- **PROMPT**
Word for word, restate the records that follow.

****************

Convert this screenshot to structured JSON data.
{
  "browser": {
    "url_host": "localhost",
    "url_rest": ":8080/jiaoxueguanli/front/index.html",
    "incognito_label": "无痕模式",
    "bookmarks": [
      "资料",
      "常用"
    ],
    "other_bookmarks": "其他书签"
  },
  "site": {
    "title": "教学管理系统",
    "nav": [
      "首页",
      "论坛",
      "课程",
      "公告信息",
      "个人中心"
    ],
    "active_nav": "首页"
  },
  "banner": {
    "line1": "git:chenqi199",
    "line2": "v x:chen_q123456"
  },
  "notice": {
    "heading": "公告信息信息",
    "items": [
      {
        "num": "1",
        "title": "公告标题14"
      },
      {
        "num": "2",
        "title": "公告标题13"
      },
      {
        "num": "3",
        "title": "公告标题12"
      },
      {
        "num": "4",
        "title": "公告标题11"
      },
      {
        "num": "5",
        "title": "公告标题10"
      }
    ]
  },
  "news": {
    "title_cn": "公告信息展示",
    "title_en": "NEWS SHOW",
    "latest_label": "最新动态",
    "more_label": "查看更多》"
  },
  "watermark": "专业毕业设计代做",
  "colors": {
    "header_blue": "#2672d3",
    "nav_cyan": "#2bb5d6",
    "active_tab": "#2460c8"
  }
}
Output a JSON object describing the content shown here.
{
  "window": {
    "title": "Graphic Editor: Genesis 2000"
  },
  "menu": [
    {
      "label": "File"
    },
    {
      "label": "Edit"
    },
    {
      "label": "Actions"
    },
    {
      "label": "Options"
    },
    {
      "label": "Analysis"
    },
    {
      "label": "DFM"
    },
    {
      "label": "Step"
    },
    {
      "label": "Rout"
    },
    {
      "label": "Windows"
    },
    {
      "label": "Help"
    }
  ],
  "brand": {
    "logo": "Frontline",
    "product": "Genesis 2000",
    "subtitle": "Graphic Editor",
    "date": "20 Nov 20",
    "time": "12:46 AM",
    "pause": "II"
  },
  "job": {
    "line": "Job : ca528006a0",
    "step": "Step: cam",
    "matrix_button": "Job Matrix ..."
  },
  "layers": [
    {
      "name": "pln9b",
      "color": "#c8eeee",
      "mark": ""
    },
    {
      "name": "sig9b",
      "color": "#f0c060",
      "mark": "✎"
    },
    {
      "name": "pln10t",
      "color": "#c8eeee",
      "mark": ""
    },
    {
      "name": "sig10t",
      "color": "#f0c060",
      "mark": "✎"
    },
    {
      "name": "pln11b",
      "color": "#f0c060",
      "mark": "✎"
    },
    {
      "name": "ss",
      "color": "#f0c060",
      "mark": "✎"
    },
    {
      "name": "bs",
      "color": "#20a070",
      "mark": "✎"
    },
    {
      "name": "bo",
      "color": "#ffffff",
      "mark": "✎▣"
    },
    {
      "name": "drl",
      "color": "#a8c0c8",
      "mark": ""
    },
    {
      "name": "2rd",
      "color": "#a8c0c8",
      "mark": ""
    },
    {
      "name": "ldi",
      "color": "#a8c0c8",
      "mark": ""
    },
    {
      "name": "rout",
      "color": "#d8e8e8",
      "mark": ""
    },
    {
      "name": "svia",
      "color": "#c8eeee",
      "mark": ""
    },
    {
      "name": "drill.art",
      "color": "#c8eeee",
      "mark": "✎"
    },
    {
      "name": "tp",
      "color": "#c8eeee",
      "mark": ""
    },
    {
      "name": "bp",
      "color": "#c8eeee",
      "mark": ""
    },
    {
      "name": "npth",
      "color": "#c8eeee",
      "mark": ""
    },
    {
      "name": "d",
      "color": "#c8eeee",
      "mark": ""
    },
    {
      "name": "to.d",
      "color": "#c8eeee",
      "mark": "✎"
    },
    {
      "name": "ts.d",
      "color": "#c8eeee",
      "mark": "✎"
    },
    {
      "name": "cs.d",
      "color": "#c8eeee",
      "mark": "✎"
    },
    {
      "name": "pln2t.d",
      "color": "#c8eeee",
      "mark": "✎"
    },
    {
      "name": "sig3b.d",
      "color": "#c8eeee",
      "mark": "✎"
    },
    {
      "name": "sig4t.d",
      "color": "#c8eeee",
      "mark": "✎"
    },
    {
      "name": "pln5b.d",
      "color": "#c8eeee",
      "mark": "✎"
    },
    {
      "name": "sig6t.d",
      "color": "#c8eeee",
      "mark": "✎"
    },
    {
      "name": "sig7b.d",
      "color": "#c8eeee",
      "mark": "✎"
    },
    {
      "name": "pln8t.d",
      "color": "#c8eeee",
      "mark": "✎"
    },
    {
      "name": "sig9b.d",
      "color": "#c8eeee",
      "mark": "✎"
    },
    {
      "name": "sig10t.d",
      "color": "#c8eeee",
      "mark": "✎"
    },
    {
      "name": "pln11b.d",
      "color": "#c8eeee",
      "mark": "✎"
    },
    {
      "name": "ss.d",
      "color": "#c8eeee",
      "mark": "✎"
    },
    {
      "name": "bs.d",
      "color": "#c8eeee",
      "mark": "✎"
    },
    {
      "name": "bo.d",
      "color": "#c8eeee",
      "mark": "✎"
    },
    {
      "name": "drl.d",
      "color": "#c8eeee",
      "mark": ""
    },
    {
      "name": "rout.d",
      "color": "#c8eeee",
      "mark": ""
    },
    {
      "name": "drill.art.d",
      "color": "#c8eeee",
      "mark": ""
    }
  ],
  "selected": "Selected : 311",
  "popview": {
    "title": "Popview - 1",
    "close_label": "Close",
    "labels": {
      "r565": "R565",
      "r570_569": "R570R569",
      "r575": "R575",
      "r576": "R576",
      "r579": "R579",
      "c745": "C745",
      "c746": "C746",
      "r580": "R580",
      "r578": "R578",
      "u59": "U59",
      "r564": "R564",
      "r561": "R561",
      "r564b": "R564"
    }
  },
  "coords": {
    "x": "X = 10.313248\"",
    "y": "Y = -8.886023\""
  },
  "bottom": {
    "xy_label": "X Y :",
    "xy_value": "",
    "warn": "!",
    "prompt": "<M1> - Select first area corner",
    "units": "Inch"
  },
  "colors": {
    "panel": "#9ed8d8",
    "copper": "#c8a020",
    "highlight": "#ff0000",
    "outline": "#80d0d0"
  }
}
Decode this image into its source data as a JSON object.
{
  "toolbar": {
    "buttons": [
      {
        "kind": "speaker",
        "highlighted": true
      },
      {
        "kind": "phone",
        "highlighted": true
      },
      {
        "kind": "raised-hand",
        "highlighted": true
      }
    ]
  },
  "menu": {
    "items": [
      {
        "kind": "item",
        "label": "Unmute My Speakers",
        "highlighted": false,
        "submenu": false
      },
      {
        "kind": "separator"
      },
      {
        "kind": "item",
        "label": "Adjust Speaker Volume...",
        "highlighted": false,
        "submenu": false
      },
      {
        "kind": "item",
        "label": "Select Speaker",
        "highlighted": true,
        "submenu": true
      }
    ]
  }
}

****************

- **RESULT OF THE EXERCISE**
Convert this screenshot to structured JSON data.
{
  "browser": {
    "url_host": "localhost",
    "url_rest": ":8080/jiaoxueguanli/front/index.html",
    "incognito_label": "无痕模式",
    "bookmarks": [
      "资料",
      "常用"
    ],
    "other_bookmarks": "其他书签"
  },
  "site": {
    "title": "教学管理系统",
    "nav": [
      "首页",
      "论坛",
      "课程",
      "公告信息",
      "个人中心"
    ],
    "active_nav": "首页"
  },
  "banner": {
    "line1": "git:chenqi199",
    "line2": "v x:chen_q123456"
  },
  "notice": {
    "heading": "公告信息信息",
    "items": [
      {
        "num": "1",
        "title": "公告标题14"
      },
      {
        "num": "2",
        "title": "公告标题13"
      },
      {
        "num": "3",
        "title": "公告标题12"
      },
      {
        "num": "4",
        "title": "公告标题11"
      },
      {
        "num": "5",
        "title": "公告标题10"
      }
    ]
  },
  "news": {
    "title_cn": "公告信息展示",
    "title_en": "NEWS SHOW",
    "latest_label": "最新动态",
    "more_label": "查看更多》"
  },
  "watermark": "专业毕业设计代做",
  "colors": {
    "header_blue": "#2672d3",
    "nav_cyan": "#2bb5d6",
    "active_tab": "#2460c8"
  }
}
Output a JSON object describing the content shown here.
{
  "window": {
    "title": "Graphic Editor: Genesis 2000"
  },
  "menu": [
    {
      "label": "File"
    },
    {
      "label": "Edit"
    },
    {
      "label": "Actions"
    },
    {
      "label": "Options"
    },
    {
      "label": "Analysis"
    },
    {
      "label": "DFM"
    },
    {
      "label": "Step"
    },
    {
      "label": "Rout"
    },
    {
      "label": "Windows"
    },
    {
      "label": "Help"
    }
  ],
  "brand": {
    "logo": "Frontline",
    "product": "Genesis 2000",
    "subtitle": "Graphic Editor",
    "date": "20 Nov 20",
    "time": "12:46 AM",
    "pause": "II"
  },
  "job": {
    "line": "Job : ca528006a0",
    "step": "Step: cam",
    "matrix_button": "Job Matrix ..."
  },
  "layers": [
    {
      "name": "pln9b",
      "color": "#c8eeee",
      "mark": ""
    },
    {
      "name": "sig9b",
      "color": "#f0c060",
      "mark": "✎"
    },
    {
      "name": "pln10t",
      "color": "#c8eeee",
      "mark": ""
    },
    {
      "name": "sig10t",
      "color": "#f0c060",
      "mark": "✎"
    },
    {
      "name": "pln11b",
      "color": "#f0c060",
      "mark": "✎"
    },
    {
      "name": "ss",
      "color": "#f0c060",
      "mark": "✎"
    },
    {
      "name": "bs",
      "color": "#20a070",
      "mark": "✎"
    },
    {
      "name": "bo",
      "color": "#ffffff",
      "mark": "✎▣"
    },
    {
      "name": "drl",
      "color": "#a8c0c8",
      "mark": ""
    },
    {
      "name": "2rd",
      "color": "#a8c0c8",
      "mark": ""
    },
    {
      "name": "ldi",
      "color": "#a8c0c8",
      "mark": ""
    },
    {
      "name": "rout",
      "color": "#d8e8e8",
      "mark": ""
    },
    {
      "name": "svia",
      "color": "#c8eeee",
      "mark": ""
    },
    {
      "name": "drill.art",
      "color": "#c8eeee",
      "mark": "✎"
    },
    {
      "name": "tp",
      "color": "#c8eeee",
      "mark": ""
    },
    {
      "name": "bp",
      "color": "#c8eeee",
      "mark": ""
    },
    {
      "name": "npth",
      "color": "#c8eeee",
      "mark": ""
    },
    {
      "name": "d",
      "color": "#c8eeee",
      "mark": ""
    },
    {
      "name": "to.d",
      "color": "#c8eeee",
      "mark": "✎"
    },
    {
      "name": "ts.d",
      "color": "#c8eeee",
      "mark": "✎"
    },
    {
      "name": "cs.d",
      "color": "#c8eeee",
      "mark": "✎"
    },
    {
      "name": "pln2t.d",
      "color": "#c8eeee",
      "mark": "✎"
    },
    {
      "name": "sig3b.d",
      "color": "#c8eeee",
      "mark": "✎"
    },
    {
      "name": "sig4t.d",
      "color": "#c8eeee",
      "mark": "✎"
    },
    {
      "name": "pln5b.d",
      "color": "#c8eeee",
      "mark": "✎"
    },
    {
      "name": "sig6t.d",
      "color": "#c8eeee",
      "mark": "✎"
    },
    {
      "name": "sig7b.d",
      "color": "#c8eeee",
      "mark": "✎"
    },
    {
      "name": "pln8t.d",
      "color": "#c8eeee",
      "mark": "✎"
    },
    {
      "name": "sig9b.d",
      "color": "#c8eeee",
      "mark": "✎"
    },
    {
      "name": "sig10t.d",
      "color": "#c8eeee",
      "mark": "✎"
    },
    {
      "name": "pln11b.d",
      "color": "#c8eeee",
      "mark": "✎"
    },
    {
      "name": "ss.d",
      "color": "#c8eeee",
      "mark": "✎"
    },
    {
      "name": "bs.d",
      "color": "#c8eeee",
      "mark": "✎"
    },
    {
      "name": "bo.d",
      "color": "#c8eeee",
      "mark": "✎"
    },
    {
      "name": "drl.d",
      "color": "#c8eeee",
      "mark": ""
    },
    {
      "name": "rout.d",
      "color": "#c8eeee",
      "mark": ""
    },
    {
      "name": "drill.art.d",
      "color": "#c8eeee",
      "mark": ""
    }
  ],
  "selected": "Selected : 311",
  "popview": {
    "title": "Popview - 1",
    "close_label": "Close",
    "labels": {
      "r565": "R565",
      "r570_569": "R570R569",
      "r575": "R575",
      "r576": "R576",
      "r579": "R579",
      "c745": "C745",
      "c746": "C746",
      "r580": "R580",
      "r578": "R578",
      "u59": "U59",
      "r564": "R564",
      "r561": "R561",
      "r564b": "R564"
    }
  },
  "coords": {
    "x": "X = 10.313248\"",
    "y": "Y = -8.886023\""
  },
  "bottom": {
    "xy_label": "X Y :",
    "xy_value": "",
    "warn": "!",
    "prompt": "<M1> - Select first area corner",
    "units": "Inch"
  },
  "colors": {
    "panel": "#9ed8d8",
    "copper": "#c8a020",
    "highlight": "#ff0000",
    "outline": "#80d0d0"
  }
}
Decode this image into its source data as a JSON object.
{
  "toolbar": {
    "buttons": [
      {
        "kind": "speaker",
        "highlighted": true
      },
      {
        "kind": "phone",
        "highlighted": true
      },
      {
        "kind": "raised-hand",
        "highlighted": true
      }
    ]
  },
  "menu": {
    "items": [
      {
        "kind": "item",
        "label": "Unmute My Speakers",
        "highlighted": false,
        "submenu": false
      },
      {
        "kind": "separator"
      },
      {
        "kind": "item",
        "label": "Adjust Speaker Volume...",
        "highlighted": false,
        "submenu": false
      },
      {
        "kind": "item",
        "label": "Select Speaker",
        "highlighted": true,
        "submenu": true
      }
    ]
  }
}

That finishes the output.